**Data shown:**
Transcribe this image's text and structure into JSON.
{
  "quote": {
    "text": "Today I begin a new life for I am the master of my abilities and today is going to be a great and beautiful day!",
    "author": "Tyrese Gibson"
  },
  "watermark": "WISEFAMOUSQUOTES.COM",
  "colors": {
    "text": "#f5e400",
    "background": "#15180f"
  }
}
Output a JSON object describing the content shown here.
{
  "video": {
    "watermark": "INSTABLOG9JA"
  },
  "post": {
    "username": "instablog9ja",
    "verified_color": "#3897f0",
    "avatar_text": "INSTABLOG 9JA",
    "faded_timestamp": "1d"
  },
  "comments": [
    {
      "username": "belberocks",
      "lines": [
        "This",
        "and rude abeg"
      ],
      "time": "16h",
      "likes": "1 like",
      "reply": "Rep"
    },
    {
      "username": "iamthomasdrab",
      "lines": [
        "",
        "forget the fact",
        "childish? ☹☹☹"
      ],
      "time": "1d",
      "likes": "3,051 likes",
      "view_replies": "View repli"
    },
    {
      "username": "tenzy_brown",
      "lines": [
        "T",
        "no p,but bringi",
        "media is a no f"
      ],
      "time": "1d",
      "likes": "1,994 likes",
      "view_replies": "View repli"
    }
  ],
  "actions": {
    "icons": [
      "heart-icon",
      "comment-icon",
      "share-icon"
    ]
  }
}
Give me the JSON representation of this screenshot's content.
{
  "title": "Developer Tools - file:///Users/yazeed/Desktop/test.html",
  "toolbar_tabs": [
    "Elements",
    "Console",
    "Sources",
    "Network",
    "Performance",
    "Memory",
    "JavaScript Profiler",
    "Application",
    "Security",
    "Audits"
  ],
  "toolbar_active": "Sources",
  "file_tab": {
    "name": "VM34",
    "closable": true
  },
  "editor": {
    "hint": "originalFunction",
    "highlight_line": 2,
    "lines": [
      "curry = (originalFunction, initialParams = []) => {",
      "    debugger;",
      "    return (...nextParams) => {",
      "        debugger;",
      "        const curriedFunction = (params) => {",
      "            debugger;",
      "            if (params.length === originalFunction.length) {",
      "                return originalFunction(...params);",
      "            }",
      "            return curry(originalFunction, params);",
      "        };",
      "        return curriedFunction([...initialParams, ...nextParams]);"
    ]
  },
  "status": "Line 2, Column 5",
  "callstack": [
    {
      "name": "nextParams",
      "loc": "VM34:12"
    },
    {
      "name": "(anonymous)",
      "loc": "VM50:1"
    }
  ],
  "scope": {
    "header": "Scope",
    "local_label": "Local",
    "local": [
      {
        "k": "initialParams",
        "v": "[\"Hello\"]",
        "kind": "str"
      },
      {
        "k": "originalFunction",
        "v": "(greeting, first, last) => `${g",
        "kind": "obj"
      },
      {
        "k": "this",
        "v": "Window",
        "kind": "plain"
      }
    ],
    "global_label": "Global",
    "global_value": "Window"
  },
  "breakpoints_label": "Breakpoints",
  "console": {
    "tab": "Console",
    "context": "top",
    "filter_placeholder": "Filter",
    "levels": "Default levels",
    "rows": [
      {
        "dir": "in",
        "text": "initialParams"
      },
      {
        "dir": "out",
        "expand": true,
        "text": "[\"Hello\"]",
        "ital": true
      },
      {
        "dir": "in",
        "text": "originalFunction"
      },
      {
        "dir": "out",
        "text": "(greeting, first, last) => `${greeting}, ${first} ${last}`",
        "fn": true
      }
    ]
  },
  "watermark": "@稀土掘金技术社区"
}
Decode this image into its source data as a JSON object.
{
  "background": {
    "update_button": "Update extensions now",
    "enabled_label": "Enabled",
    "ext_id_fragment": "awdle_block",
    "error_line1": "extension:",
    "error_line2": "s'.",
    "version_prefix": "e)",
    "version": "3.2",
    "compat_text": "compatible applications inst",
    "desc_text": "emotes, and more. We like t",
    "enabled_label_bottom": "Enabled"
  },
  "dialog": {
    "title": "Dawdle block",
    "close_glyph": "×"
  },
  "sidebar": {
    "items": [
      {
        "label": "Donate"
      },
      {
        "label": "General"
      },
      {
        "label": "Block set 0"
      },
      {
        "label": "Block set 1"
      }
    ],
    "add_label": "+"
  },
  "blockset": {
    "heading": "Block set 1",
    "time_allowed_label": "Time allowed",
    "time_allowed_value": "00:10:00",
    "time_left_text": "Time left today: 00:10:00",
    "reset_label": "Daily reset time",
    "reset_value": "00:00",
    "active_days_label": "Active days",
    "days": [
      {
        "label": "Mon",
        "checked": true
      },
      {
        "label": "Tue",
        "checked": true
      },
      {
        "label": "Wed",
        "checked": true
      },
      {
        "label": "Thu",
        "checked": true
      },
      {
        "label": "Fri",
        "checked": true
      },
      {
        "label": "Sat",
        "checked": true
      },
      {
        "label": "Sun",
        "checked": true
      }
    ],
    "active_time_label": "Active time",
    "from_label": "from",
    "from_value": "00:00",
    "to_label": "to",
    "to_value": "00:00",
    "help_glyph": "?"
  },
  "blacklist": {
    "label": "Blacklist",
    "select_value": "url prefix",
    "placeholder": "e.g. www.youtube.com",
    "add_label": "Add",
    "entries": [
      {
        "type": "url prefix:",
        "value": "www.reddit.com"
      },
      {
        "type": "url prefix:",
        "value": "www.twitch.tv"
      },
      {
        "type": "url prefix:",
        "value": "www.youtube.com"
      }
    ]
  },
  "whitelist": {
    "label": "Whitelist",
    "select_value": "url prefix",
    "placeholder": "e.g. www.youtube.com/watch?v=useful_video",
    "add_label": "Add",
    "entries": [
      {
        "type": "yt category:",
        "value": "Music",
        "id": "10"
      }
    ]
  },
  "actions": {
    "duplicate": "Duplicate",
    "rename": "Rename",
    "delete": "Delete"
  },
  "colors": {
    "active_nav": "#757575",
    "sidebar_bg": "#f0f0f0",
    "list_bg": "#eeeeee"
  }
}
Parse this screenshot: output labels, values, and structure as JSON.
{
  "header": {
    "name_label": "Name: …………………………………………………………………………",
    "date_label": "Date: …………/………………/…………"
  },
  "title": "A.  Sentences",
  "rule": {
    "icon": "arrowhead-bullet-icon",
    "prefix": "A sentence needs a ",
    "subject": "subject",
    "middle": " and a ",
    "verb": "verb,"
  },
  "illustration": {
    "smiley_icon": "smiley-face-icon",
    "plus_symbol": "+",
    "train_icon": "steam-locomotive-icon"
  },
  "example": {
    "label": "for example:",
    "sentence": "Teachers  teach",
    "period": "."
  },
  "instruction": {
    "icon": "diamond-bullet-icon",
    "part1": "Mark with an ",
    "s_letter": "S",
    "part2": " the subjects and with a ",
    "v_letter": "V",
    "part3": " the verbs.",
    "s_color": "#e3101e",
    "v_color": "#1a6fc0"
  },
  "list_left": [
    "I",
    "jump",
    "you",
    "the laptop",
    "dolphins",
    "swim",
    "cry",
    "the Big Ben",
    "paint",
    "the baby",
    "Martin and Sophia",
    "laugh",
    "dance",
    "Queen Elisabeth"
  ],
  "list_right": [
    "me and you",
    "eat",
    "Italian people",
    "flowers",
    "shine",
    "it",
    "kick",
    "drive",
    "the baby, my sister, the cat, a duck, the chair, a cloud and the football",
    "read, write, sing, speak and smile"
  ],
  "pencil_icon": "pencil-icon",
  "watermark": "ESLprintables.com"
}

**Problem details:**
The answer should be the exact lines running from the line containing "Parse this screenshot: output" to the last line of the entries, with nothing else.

**The completed task:**
Parse this screenshot: output labels, values, and structure as JSON.
{
  "header": {
    "name_label": "Name: …………………………………………………………………………",
    "date_label": "Date: …………/………………/…………"
  },
  "title": "A.  Sentences",
  "rule": {
    "icon": "arrowhead-bullet-icon",
    "prefix": "A sentence needs a ",
    "subject": "subject",
    "middle": " and a ",
    "verb": "verb,"
  },
  "illustration": {
    "smiley_icon": "smiley-face-icon",
    "plus_symbol": "+",
    "train_icon": "steam-locomotive-icon"
  },
  "example": {
    "label": "for example:",
    "sentence": "Teachers  teach",
    "period": "."
  },
  "instruction": {
    "icon": "diamond-bullet-icon",
    "part1": "Mark with an ",
    "s_letter": "S",
    "part2": " the subjects and with a ",
    "v_letter": "V",
    "part3": " the verbs.",
    "s_color": "#e3101e",
    "v_color": "#1a6fc0"
  },
  "list_left": [
    "I",
    "jump",
    "you",
    "the laptop",
    "dolphins",
    "swim",
    "cry",
    "the Big Ben",
    "paint",
    "the baby",
    "Martin and Sophia",
    "laugh",
    "dance",
    "Queen Elisabeth"
  ],
  "list_right": [
    "me and you",
    "eat",
    "Italian people",
    "flowers",
    "shine",
    "it",
    "kick",
    "drive",
    "the baby, my sister, the cat, a duck, the chair, a cloud and the football",
    "read, write, sing, speak and smile"
  ],
  "pencil_icon": "pencil-icon",
  "watermark": "ESLprintables.com"
}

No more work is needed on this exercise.